Page and application data records:
######

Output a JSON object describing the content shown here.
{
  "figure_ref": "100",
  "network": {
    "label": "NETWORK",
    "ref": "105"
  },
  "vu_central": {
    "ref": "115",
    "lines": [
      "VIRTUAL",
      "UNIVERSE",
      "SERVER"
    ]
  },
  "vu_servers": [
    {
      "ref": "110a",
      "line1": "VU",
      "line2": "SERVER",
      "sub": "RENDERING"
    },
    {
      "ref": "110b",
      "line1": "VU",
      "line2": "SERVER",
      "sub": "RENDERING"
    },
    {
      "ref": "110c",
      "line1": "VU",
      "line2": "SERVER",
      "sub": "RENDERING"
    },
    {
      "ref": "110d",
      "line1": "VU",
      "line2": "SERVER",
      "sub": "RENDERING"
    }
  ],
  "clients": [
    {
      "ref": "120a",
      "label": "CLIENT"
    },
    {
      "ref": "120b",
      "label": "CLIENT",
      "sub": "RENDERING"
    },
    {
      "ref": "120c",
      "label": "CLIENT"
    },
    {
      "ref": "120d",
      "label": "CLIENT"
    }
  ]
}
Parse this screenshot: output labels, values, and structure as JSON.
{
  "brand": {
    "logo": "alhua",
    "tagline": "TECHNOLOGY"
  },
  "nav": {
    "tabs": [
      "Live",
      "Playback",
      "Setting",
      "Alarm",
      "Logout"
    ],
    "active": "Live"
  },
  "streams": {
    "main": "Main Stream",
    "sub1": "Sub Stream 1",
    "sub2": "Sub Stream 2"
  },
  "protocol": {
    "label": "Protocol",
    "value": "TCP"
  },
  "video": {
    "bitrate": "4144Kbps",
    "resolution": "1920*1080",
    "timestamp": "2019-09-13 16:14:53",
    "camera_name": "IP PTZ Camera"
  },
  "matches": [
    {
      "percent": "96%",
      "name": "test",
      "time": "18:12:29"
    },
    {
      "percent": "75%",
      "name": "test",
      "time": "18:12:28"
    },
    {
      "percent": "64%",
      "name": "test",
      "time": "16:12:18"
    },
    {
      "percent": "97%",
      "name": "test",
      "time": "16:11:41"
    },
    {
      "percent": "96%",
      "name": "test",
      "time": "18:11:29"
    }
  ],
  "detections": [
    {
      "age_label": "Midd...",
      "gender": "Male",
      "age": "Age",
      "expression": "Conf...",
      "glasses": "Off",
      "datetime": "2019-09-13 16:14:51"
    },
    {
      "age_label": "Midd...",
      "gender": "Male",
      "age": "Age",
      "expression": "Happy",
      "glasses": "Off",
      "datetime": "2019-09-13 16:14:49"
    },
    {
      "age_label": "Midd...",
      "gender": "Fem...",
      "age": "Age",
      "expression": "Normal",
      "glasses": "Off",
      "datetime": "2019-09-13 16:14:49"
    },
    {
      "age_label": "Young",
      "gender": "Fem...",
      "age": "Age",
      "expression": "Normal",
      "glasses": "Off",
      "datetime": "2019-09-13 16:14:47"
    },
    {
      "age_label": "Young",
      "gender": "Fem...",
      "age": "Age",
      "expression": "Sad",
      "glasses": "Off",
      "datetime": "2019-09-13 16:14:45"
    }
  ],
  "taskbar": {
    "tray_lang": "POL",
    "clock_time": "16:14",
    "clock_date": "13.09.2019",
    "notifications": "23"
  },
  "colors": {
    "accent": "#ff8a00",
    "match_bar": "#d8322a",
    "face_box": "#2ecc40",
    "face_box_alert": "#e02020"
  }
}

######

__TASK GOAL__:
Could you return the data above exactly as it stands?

__REPLY TO THE TASK__:
Output a JSON object describing the content shown here.
{
  "figure_ref": "100",
  "network": {
    "label": "NETWORK",
    "ref": "105"
  },
  "vu_central": {
    "ref": "115",
    "lines": [
      "VIRTUAL",
      "UNIVERSE",
      "SERVER"
    ]
  },
  "vu_servers": [
    {
      "ref": "110a",
      "line1": "VU",
      "line2": "SERVER",
      "sub": "RENDERING"
    },
    {
      "ref": "110b",
      "line1": "VU",
      "line2": "SERVER",
      "sub": "RENDERING"
    },
    {
      "ref": "110c",
      "line1": "VU",
      "line2": "SERVER",
      "sub": "RENDERING"
    },
    {
      "ref": "110d",
      "line1": "VU",
      "line2": "SERVER",
      "sub": "RENDERING"
    }
  ],
  "clients": [
    {
      "ref": "120a",
      "label": "CLIENT"
    },
    {
      "ref": "120b",
      "label": "CLIENT",
      "sub": "RENDERING"
    },
    {
      "ref": "120c",
      "label": "CLIENT"
    },
    {
      "ref": "120d",
      "label": "CLIENT"
    }
  ]
}
Parse this screenshot: output labels, values, and structure as JSON.
{
  "brand": {
    "logo": "alhua",
    "tagline": "TECHNOLOGY"
  },
  "nav": {
    "tabs": [
      "Live",
      "Playback",
      "Setting",
      "Alarm",
      "Logout"
    ],
    "active": "Live"
  },
  "streams": {
    "main": "Main Stream",
    "sub1": "Sub Stream 1",
    "sub2": "Sub Stream 2"
  },
  "protocol": {
    "label": "Protocol",
    "value": "TCP"
  },
  "video": {
    "bitrate": "4144Kbps",
    "resolution": "1920*1080",
    "timestamp": "2019-09-13 16:14:53",
    "camera_name": "IP PTZ Camera"
  },
  "matches": [
    {
      "percent": "96%",
      "name": "test",
      "time": "18:12:29"
    },
    {
      "percent": "75%",
      "name": "test",
      "time": "18:12:28"
    },
    {
      "percent": "64%",
      "name": "test",
      "time": "16:12:18"
    },
    {
      "percent": "97%",
      "name": "test",
      "time": "16:11:41"
    },
    {
      "percent": "96%",
      "name": "test",
      "time": "18:11:29"
    }
  ],
  "detections": [
    {
      "age_label": "Midd...",
      "gender": "Male",
      "age": "Age",
      "expression": "Conf...",
      "glasses": "Off",
      "datetime": "2019-09-13 16:14:51"
    },
    {
      "age_label": "Midd...",
      "gender": "Male",
      "age": "Age",
      "expression": "Happy",
      "glasses": "Off",
      "datetime": "2019-09-13 16:14:49"
    },
    {
      "age_label": "Midd...",
      "gender": "Fem...",
      "age": "Age",
      "expression": "Normal",
      "glasses": "Off",
      "datetime": "2019-09-13 16:14:49"
    },
    {
      "age_label": "Young",
      "gender": "Fem...",
      "age": "Age",
      "expression": "Normal",
      "glasses": "Off",
      "datetime": "2019-09-13 16:14:47"
    },
    {
      "age_label": "Young",
      "gender": "Fem...",
      "age": "Age",
      "expression": "Sad",
      "glasses": "Off",
      "datetime": "2019-09-13 16:14:45"
    }
  ],
  "taskbar": {
    "tray_lang": "POL",
    "clock_time": "16:14",
    "clock_date": "13.09.2019",
    "notifications": "23"
  },
  "colors": {
    "accent": "#ff8a00",
    "match_bar": "#d8322a",
    "face_box": "#2ecc40",
    "face_box_alert": "#e02020"
  }
}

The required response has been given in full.